Leadership and early years provision were branded inadequate at Calverley Parkside following a December inspection.
As a result the Regional Schools Commissioner has issued an academy order, which will see the school taken over by a sponsor and converted.
However, parents believe the school, which received its Ofsted report last month, should be given more time to turn itself around and improve.
One parent, who does not wish to be named, said: “The school says it is bound by an academy order and has to facilitate it, even though they realise parents don’t want it and have been active in trying to stop it.
“How can this happen with just one inadequate report?”
The parent said there were fears over potential job cuts for staff, as well as the loss of the school’s identity and believed the issues outlined in the report could be easily addressed, adding: “It just feels unnecessary.”
Kerry Wright, acting headteacher, said the school was grateful for the support of parents and the community.
She said: “Our aim is to work together in partnership so all stakeholders are completely focused upon working effectively to ensure rapid improvement.”
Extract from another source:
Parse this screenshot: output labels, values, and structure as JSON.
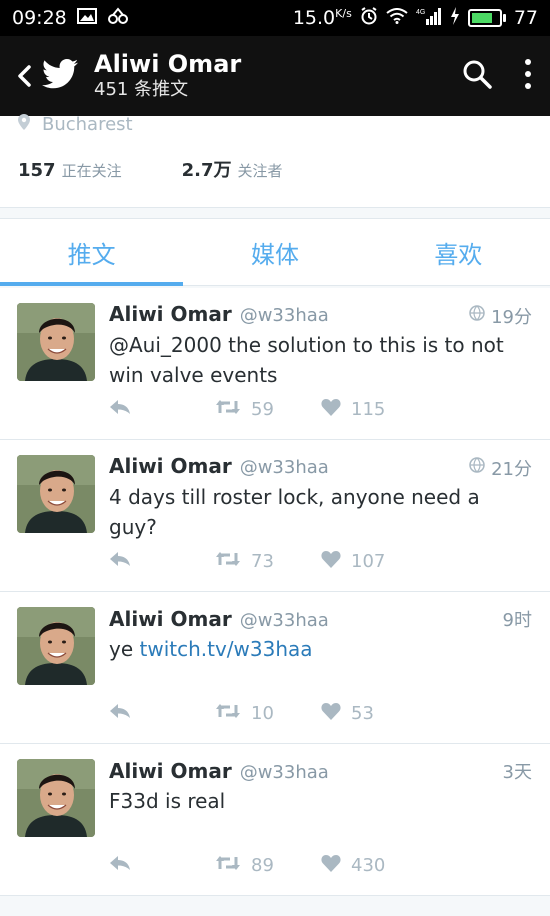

Andrew Eastwood, chief officer for learning improvement at Leeds City Council, said: “Following support from the council’s school improvement team, we are as disappointed as parents that Calverley Parkside had not managed to drive up their standards sufficiently to satisfy Ofsted.”
He said the academy order was a legally binding policy that the council had no option but to progress.